Entries from a dataset of interfaces:
=== Section Start ===

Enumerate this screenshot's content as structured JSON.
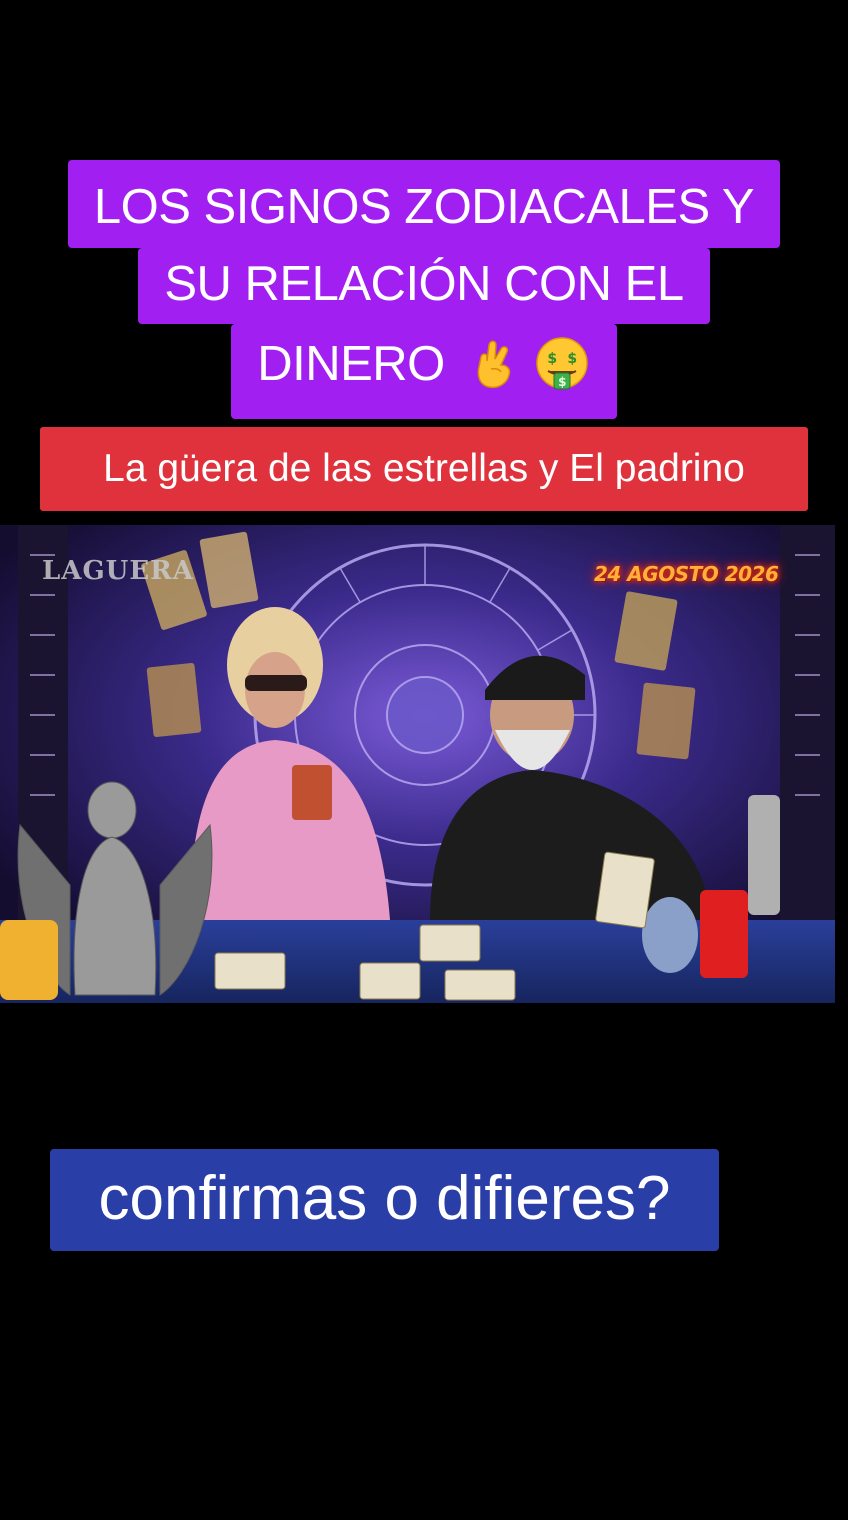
{
  "title": {
    "line1": "LOS SIGNOS ZODIACALES Y",
    "line2": "SU RELACIÓN CON EL",
    "line3": "DINERO",
    "emojis": [
      "crossed-fingers-icon",
      "money-mouth-face-icon"
    ]
  },
  "subtitle": "La güera de las estrellas y El padrino",
  "video": {
    "date_stamp": "24 AGOSTO 2026",
    "brand_mark": "LAGUERA"
  },
  "caption": "confirmas o difieres?",
  "colors": {
    "title_bg": "#a21ff2",
    "subtitle_bg": "#e0323c",
    "caption_bg": "#2a3ea8",
    "page_bg": "#000000"
  }
}
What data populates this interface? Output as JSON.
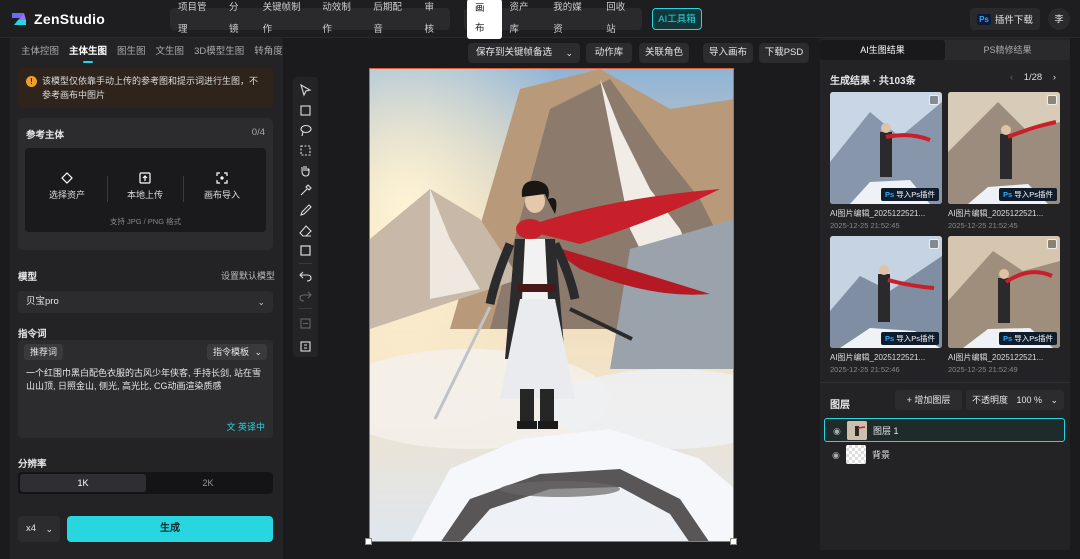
{
  "app": {
    "name": "ZenStudio"
  },
  "topnav": {
    "group1": [
      "项目管理",
      "分镜",
      "关键帧制作",
      "动效制作",
      "后期配音",
      "审核"
    ],
    "group2_active": "画布",
    "group2": [
      "资产库",
      "我的媒资",
      "回收站"
    ],
    "ai_tools": "AI工具箱",
    "ps_download": "插件下载",
    "ps_badge": "Ps",
    "user_initial": "李"
  },
  "left": {
    "tabs": [
      "主体控图",
      "主体生图",
      "图生图",
      "文生图",
      "3D模型生图",
      "转角度"
    ],
    "active_tab": "主体生图",
    "notice": "该模型仅依靠手动上传的参考图和提示词进行生图，不参考画布中图片",
    "reference": {
      "title": "参考主体",
      "count": "0/4",
      "options": [
        "选择资产",
        "本地上传",
        "画布导入"
      ],
      "hint": "支持 JPG / PNG 格式"
    },
    "model": {
      "label": "模型",
      "link": "设置默认模型",
      "value": "贝宝pro"
    },
    "prompt": {
      "label": "指令词",
      "recommend": "推荐词",
      "template": "指令模板",
      "text": "一个红围巾黑白配色衣服的古风少年侠客, 手持长剑, 站在雪山山顶, 日照金山, 侧光, 高光比, CG动画渲染质感",
      "translate": "英译中"
    },
    "resolution": {
      "label": "分辨率",
      "options": [
        "1K",
        "2K"
      ],
      "selected": "1K"
    },
    "quantity": "x4",
    "generate": "生成"
  },
  "canvas_toolbar": {
    "save_keyframe": "保存到关键帧备选",
    "action_lib": "动作库",
    "link_role": "关联角色",
    "import_canvas": "导入画布",
    "download_psd": "下载PSD"
  },
  "tools": [
    "select-tool-icon",
    "crop-tool-icon",
    "lasso-tool-icon",
    "marquee-tool-icon",
    "hand-tool-icon",
    "eyedropper-tool-icon",
    "brush-tool-icon",
    "eraser-tool-icon",
    "rectangle-tool-icon",
    "undo-icon",
    "redo-icon",
    "layers-icon",
    "export-icon"
  ],
  "right": {
    "tabs": [
      "AI生图结果",
      "PS精修结果"
    ],
    "active_tab": "AI生图结果",
    "results_title": "生成结果 · 共103条",
    "pager": "1/28",
    "results": [
      {
        "name": "AI图片编辑_2025122521...",
        "date": "2025-12-25 21:52:45",
        "tag": "导入Ps插件"
      },
      {
        "name": "AI图片编辑_2025122521...",
        "date": "2025-12-25 21:52:45",
        "tag": "导入Ps插件"
      },
      {
        "name": "AI图片编辑_2025122521...",
        "date": "2025-12-25 21:52:46",
        "tag": "导入Ps插件"
      },
      {
        "name": "AI图片编辑_2025122521...",
        "date": "2025-12-25 21:52:49",
        "tag": "导入Ps插件"
      }
    ],
    "layers": {
      "title": "图层",
      "add": "增加图层",
      "opacity_label": "不透明度",
      "opacity_value": "100 %",
      "items": [
        {
          "name": "图层 1",
          "selected": true
        },
        {
          "name": "背景",
          "selected": false
        }
      ]
    }
  },
  "colors": {
    "accent": "#28d6e0",
    "bg": "#1b1b1d",
    "panel": "#232325",
    "warning": "#f0a028"
  }
}
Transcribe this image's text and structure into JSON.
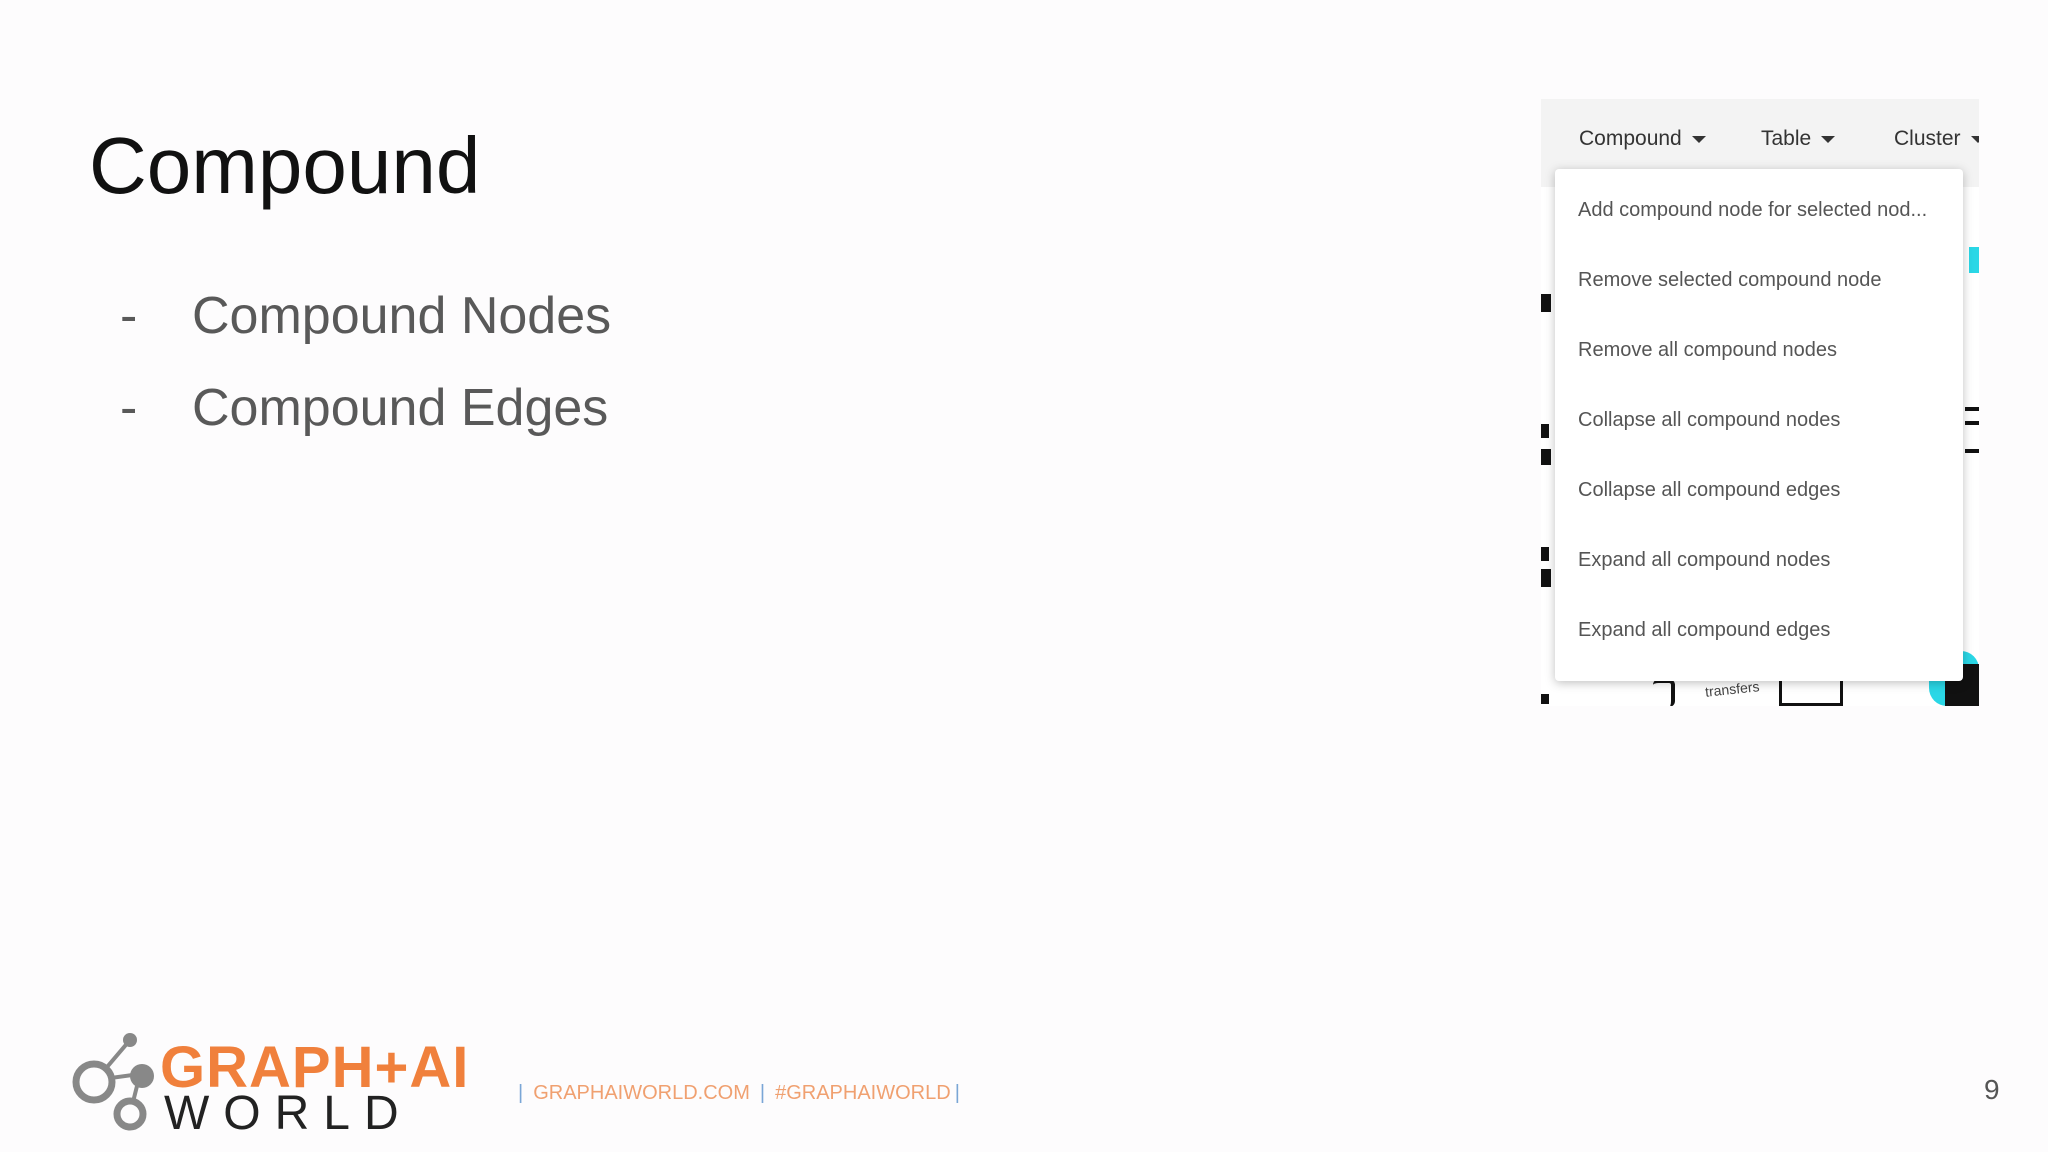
{
  "slide": {
    "title": "Compound",
    "bullets": [
      {
        "dash": "-",
        "text": "Compound Nodes"
      },
      {
        "dash": "-",
        "text": "Compound Edges"
      }
    ]
  },
  "screenshot": {
    "menubar": [
      {
        "label": "Compound"
      },
      {
        "label": "Table"
      },
      {
        "label": "Cluster"
      }
    ],
    "dropdown": [
      "Add compound node for selected nod...",
      "Remove selected compound node",
      "Remove all compound nodes",
      "Collapse all compound nodes",
      "Collapse all compound edges",
      "Expand all compound nodes",
      "Expand all compound edges"
    ],
    "background_label": "transfers",
    "colors": {
      "graph_accent": "#2ad7e6"
    }
  },
  "footer": {
    "logo_top": "GRAPH+AI",
    "logo_bottom": "WORLD",
    "link_site": "GRAPHAIWORLD.COM",
    "link_hashtag": "#GRAPHAIWORLD",
    "page_number": "9",
    "colors": {
      "brand_orange": "#f0803c",
      "link_orange": "#f0a070"
    }
  }
}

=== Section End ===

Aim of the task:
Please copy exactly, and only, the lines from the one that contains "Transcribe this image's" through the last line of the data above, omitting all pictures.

Exercise output:
Transcribe this image's text and structure into JSON.
{
  "slide": {
    "title": "Compound",
    "bullets": [
      {
        "dash": "-",
        "text": "Compound Nodes"
      },
      {
        "dash": "-",
        "text": "Compound Edges"
      }
    ]
  },
  "screenshot": {
    "menubar": [
      {
        "label": "Compound"
      },
      {
        "label": "Table"
      },
      {
        "label": "Cluster"
      }
    ],
    "dropdown": [
      "Add compound node for selected nod...",
      "Remove selected compound node",
      "Remove all compound nodes",
      "Collapse all compound nodes",
      "Collapse all compound edges",
      "Expand all compound nodes",
      "Expand all compound edges"
    ],
    "background_label": "transfers",
    "colors": {
      "graph_accent": "#2ad7e6"
    }
  },
  "footer": {
    "logo_top": "GRAPH+AI",
    "logo_bottom": "WORLD",
    "link_site": "GRAPHAIWORLD.COM",
    "link_hashtag": "#GRAPHAIWORLD",
    "page_number": "9",
    "colors": {
      "brand_orange": "#f0803c",
      "link_orange": "#f0a070"
    }
  }
}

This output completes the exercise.